* [TASK]
Keeping every line intact, repeat the data word for word.

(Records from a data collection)
--------------------
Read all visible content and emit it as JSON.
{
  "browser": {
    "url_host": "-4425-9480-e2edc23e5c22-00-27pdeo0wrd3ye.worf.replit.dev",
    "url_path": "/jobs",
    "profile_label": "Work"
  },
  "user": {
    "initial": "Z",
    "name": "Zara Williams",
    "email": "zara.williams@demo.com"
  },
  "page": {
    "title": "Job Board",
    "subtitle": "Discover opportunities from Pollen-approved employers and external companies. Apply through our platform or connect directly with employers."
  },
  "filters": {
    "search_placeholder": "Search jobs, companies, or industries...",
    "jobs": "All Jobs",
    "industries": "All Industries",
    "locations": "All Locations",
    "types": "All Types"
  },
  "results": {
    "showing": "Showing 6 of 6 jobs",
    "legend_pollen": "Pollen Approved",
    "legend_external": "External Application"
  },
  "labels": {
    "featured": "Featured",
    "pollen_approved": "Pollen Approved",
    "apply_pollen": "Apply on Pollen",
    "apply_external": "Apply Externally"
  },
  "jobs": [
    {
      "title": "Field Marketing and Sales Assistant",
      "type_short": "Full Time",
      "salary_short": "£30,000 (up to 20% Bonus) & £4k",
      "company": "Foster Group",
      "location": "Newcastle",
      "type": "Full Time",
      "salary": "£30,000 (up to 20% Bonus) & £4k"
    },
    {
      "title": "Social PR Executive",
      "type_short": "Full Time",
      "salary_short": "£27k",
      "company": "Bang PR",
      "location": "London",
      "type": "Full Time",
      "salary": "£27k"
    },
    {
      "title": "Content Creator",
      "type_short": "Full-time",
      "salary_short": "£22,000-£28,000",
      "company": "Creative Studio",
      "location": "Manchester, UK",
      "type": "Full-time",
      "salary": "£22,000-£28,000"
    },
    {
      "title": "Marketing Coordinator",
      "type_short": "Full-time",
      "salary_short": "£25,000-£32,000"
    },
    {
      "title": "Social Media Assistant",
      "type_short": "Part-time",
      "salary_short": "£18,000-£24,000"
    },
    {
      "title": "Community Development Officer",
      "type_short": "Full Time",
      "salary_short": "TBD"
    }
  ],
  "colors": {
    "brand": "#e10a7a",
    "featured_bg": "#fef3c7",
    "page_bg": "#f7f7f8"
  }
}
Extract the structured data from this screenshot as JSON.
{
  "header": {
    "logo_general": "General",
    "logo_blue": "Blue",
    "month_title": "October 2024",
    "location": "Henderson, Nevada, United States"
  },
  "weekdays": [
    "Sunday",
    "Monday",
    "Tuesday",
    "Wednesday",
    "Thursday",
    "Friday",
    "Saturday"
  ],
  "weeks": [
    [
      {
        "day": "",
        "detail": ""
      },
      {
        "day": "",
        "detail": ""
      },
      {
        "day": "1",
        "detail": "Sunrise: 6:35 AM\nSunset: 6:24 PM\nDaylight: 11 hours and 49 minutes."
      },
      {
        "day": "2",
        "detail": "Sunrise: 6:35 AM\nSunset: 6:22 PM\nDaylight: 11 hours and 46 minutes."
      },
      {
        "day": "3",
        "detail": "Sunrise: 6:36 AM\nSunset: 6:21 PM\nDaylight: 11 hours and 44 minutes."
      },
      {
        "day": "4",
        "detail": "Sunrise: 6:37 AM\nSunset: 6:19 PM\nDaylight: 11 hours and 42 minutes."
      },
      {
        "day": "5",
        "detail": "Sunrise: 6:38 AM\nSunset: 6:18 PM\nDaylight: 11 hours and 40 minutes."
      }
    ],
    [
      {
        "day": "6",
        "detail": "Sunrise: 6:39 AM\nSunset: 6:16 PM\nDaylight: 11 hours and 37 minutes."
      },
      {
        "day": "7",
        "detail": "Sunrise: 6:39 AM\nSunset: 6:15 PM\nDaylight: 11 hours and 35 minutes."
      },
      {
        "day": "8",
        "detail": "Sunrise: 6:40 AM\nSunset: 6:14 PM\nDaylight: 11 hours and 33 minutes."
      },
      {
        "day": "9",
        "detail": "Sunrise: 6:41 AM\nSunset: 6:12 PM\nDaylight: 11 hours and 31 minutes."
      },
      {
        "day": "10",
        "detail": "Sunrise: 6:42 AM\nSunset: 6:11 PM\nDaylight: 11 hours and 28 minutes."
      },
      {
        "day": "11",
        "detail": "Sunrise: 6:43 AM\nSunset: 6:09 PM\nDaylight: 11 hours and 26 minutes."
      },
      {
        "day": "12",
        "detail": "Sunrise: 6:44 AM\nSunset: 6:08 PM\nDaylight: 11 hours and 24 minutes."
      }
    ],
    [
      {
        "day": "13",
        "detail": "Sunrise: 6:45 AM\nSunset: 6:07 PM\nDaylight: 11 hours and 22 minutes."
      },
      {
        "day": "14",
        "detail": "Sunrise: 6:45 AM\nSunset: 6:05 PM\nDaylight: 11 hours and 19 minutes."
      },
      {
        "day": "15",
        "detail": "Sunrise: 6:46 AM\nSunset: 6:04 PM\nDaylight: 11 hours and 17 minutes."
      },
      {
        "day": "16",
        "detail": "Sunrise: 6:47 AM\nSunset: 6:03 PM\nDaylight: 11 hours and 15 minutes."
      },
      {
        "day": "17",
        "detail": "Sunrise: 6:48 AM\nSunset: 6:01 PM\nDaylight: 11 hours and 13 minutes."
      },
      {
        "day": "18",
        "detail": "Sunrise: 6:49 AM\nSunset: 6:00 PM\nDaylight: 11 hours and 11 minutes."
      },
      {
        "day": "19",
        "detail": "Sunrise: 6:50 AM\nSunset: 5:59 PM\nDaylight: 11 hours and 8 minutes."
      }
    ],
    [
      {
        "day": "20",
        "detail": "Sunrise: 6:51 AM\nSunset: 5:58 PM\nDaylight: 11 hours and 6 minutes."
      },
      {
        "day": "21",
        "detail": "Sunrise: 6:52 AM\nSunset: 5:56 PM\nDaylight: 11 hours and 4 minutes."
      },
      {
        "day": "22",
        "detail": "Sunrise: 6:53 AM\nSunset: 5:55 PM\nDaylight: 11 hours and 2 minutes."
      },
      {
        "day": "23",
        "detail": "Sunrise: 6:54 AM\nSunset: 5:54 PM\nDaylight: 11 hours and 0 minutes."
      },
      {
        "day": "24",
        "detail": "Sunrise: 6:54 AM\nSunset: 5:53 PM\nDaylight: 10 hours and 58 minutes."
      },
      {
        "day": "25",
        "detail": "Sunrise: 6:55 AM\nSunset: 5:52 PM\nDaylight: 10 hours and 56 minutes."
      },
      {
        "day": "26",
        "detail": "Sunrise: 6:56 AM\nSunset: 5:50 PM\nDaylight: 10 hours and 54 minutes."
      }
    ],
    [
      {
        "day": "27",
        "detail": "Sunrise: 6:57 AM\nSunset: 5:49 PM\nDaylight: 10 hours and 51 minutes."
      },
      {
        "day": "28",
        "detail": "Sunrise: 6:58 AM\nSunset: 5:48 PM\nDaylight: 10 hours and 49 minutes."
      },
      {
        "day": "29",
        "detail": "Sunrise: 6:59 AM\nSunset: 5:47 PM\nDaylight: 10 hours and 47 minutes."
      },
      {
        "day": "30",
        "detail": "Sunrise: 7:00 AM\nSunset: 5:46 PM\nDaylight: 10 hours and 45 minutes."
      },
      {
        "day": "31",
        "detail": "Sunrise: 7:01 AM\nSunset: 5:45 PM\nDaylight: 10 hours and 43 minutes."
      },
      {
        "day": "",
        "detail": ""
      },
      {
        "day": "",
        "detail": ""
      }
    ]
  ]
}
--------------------
* [WRITTEN REPLY]
Read all visible content and emit it as JSON.
{
  "browser": {
    "url_host": "-4425-9480-e2edc23e5c22-00-27pdeo0wrd3ye.worf.replit.dev",
    "url_path": "/jobs",
    "profile_label": "Work"
  },
  "user": {
    "initial": "Z",
    "name": "Zara Williams",
    "email": "zara.williams@demo.com"
  },
  "page": {
    "title": "Job Board",
    "subtitle": "Discover opportunities from Pollen-approved employers and external companies. Apply through our platform or connect directly with employers."
  },
  "filters": {
    "search_placeholder": "Search jobs, companies, or industries...",
    "jobs": "All Jobs",
    "industries": "All Industries",
    "locations": "All Locations",
    "types": "All Types"
  },
  "results": {
    "showing": "Showing 6 of 6 jobs",
    "legend_pollen": "Pollen Approved",
    "legend_external": "External Application"
  },
  "labels": {
    "featured": "Featured",
    "pollen_approved": "Pollen Approved",
    "apply_pollen": "Apply on Pollen",
    "apply_external": "Apply Externally"
  },
  "jobs": [
    {
      "title": "Field Marketing and Sales Assistant",
      "type_short": "Full Time",
      "salary_short": "£30,000 (up to 20% Bonus) & £4k",
      "company": "Foster Group",
      "location": "Newcastle",
      "type": "Full Time",
      "salary": "£30,000 (up to 20% Bonus) & £4k"
    },
    {
      "title": "Social PR Executive",
      "type_short": "Full Time",
      "salary_short": "£27k",
      "company": "Bang PR",
      "location": "London",
      "type": "Full Time",
      "salary": "£27k"
    },
    {
      "title": "Content Creator",
      "type_short": "Full-time",
      "salary_short": "£22,000-£28,000",
      "company": "Creative Studio",
      "location": "Manchester, UK",
      "type": "Full-time",
      "salary": "£22,000-£28,000"
    },
    {
      "title": "Marketing Coordinator",
      "type_short": "Full-time",
      "salary_short": "£25,000-£32,000"
    },
    {
      "title": "Social Media Assistant",
      "type_short": "Part-time",
      "salary_short": "£18,000-£24,000"
    },
    {
      "title": "Community Development Officer",
      "type_short": "Full Time",
      "salary_short": "TBD"
    }
  ],
  "colors": {
    "brand": "#e10a7a",
    "featured_bg": "#fef3c7",
    "page_bg": "#f7f7f8"
  }
}
Extract the structured data from this screenshot as JSON.
{
  "header": {
    "logo_general": "General",
    "logo_blue": "Blue",
    "month_title": "October 2024",
    "location": "Henderson, Nevada, United States"
  },
  "weekdays": [
    "Sunday",
    "Monday",
    "Tuesday",
    "Wednesday",
    "Thursday",
    "Friday",
    "Saturday"
  ],
  "weeks": [
    [
      {
        "day": "",
        "detail": ""
      },
      {
        "day": "",
        "detail": ""
      },
      {
        "day": "1",
        "detail": "Sunrise: 6:35 AM\nSunset: 6:24 PM\nDaylight: 11 hours and 49 minutes."
      },
      {
        "day": "2",
        "detail": "Sunrise: 6:35 AM\nSunset: 6:22 PM\nDaylight: 11 hours and 46 minutes."
      },
      {
        "day": "3",
        "detail": "Sunrise: 6:36 AM\nSunset: 6:21 PM\nDaylight: 11 hours and 44 minutes."
      },
      {
        "day": "4",
        "detail": "Sunrise: 6:37 AM\nSunset: 6:19 PM\nDaylight: 11 hours and 42 minutes."
      },
      {
        "day": "5",
        "detail": "Sunrise: 6:38 AM\nSunset: 6:18 PM\nDaylight: 11 hours and 40 minutes."
      }
    ],
    [
      {
        "day": "6",
        "detail": "Sunrise: 6:39 AM\nSunset: 6:16 PM\nDaylight: 11 hours and 37 minutes."
      },
      {
        "day": "7",
        "detail": "Sunrise: 6:39 AM\nSunset: 6:15 PM\nDaylight: 11 hours and 35 minutes."
      },
      {
        "day": "8",
        "detail": "Sunrise: 6:40 AM\nSunset: 6:14 PM\nDaylight: 11 hours and 33 minutes."
      },
      {
        "day": "9",
        "detail": "Sunrise: 6:41 AM\nSunset: 6:12 PM\nDaylight: 11 hours and 31 minutes."
      },
      {
        "day": "10",
        "detail": "Sunrise: 6:42 AM\nSunset: 6:11 PM\nDaylight: 11 hours and 28 minutes."
      },
      {
        "day": "11",
        "detail": "Sunrise: 6:43 AM\nSunset: 6:09 PM\nDaylight: 11 hours and 26 minutes."
      },
      {
        "day": "12",
        "detail": "Sunrise: 6:44 AM\nSunset: 6:08 PM\nDaylight: 11 hours and 24 minutes."
      }
    ],
    [
      {
        "day": "13",
        "detail": "Sunrise: 6:45 AM\nSunset: 6:07 PM\nDaylight: 11 hours and 22 minutes."
      },
      {
        "day": "14",
        "detail": "Sunrise: 6:45 AM\nSunset: 6:05 PM\nDaylight: 11 hours and 19 minutes."
      },
      {
        "day": "15",
        "detail": "Sunrise: 6:46 AM\nSunset: 6:04 PM\nDaylight: 11 hours and 17 minutes."
      },
      {
        "day": "16",
        "detail": "Sunrise: 6:47 AM\nSunset: 6:03 PM\nDaylight: 11 hours and 15 minutes."
      },
      {
        "day": "17",
        "detail": "Sunrise: 6:48 AM\nSunset: 6:01 PM\nDaylight: 11 hours and 13 minutes."
      },
      {
        "day": "18",
        "detail": "Sunrise: 6:49 AM\nSunset: 6:00 PM\nDaylight: 11 hours and 11 minutes."
      },
      {
        "day": "19",
        "detail": "Sunrise: 6:50 AM\nSunset: 5:59 PM\nDaylight: 11 hours and 8 minutes."
      }
    ],
    [
      {
        "day": "20",
        "detail": "Sunrise: 6:51 AM\nSunset: 5:58 PM\nDaylight: 11 hours and 6 minutes."
      },
      {
        "day": "21",
        "detail": "Sunrise: 6:52 AM\nSunset: 5:56 PM\nDaylight: 11 hours and 4 minutes."
      },
      {
        "day": "22",
        "detail": "Sunrise: 6:53 AM\nSunset: 5:55 PM\nDaylight: 11 hours and 2 minutes."
      },
      {
        "day": "23",
        "detail": "Sunrise: 6:54 AM\nSunset: 5:54 PM\nDaylight: 11 hours and 0 minutes."
      },
      {
        "day": "24",
        "detail": "Sunrise: 6:54 AM\nSunset: 5:53 PM\nDaylight: 10 hours and 58 minutes."
      },
      {
        "day": "25",
        "detail": "Sunrise: 6:55 AM\nSunset: 5:52 PM\nDaylight: 10 hours and 56 minutes."
      },
      {
        "day": "26",
        "detail": "Sunrise: 6:56 AM\nSunset: 5:50 PM\nDaylight: 10 hours and 54 minutes."
      }
    ],
    [
      {
        "day": "27",
        "detail": "Sunrise: 6:57 AM\nSunset: 5:49 PM\nDaylight: 10 hours and 51 minutes."
      },
      {
        "day": "28",
        "detail": "Sunrise: 6:58 AM\nSunset: 5:48 PM\nDaylight: 10 hours and 49 minutes."
      },
      {
        "day": "29",
        "detail": "Sunrise: 6:59 AM\nSunset: 5:47 PM\nDaylight: 10 hours and 47 minutes."
      },
      {
        "day": "30",
        "detail": "Sunrise: 7:00 AM\nSunset: 5:46 PM\nDaylight: 10 hours and 45 minutes."
      },
      {
        "day": "31",
        "detail": "Sunrise: 7:01 AM\nSunset: 5:45 PM\nDaylight: 10 hours and 43 minutes."
      },
      {
        "day": "",
        "detail": ""
      },
      {
        "day": "",
        "detail": ""
      }
    ]
  ]
}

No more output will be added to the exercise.